**App and web page records**:
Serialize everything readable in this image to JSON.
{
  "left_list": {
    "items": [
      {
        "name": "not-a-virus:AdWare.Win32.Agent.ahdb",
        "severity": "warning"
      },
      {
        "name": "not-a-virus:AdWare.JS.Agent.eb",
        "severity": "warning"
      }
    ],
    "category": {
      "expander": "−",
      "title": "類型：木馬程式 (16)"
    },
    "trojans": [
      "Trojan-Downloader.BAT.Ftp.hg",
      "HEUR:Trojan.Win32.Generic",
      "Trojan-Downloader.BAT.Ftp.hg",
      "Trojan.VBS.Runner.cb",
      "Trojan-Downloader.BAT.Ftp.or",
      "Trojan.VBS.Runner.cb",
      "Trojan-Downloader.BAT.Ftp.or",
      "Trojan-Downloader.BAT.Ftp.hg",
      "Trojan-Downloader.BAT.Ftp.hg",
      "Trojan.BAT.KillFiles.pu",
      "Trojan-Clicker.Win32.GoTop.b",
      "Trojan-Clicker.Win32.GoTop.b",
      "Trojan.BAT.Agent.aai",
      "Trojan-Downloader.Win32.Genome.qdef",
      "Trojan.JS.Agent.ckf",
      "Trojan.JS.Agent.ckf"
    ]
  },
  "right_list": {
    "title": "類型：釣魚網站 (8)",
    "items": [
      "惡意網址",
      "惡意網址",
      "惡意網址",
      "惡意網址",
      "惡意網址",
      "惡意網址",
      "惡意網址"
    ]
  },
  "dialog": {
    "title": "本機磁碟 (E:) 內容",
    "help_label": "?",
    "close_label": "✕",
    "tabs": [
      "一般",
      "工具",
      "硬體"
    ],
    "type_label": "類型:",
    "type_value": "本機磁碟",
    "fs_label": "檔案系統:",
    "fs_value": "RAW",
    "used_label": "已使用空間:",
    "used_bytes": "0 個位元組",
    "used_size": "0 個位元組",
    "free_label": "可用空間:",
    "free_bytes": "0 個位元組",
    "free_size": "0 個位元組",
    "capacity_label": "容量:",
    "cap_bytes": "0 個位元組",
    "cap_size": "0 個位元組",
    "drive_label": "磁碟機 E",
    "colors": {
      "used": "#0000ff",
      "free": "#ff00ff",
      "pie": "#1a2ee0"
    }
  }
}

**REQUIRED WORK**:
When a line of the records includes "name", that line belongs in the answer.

**EXERCISE ANSWER**:
        "name": "not-a-virus:AdWare.Win32.Agent.ahdb",
        "name": "not-a-virus:AdWare.JS.Agent.eb",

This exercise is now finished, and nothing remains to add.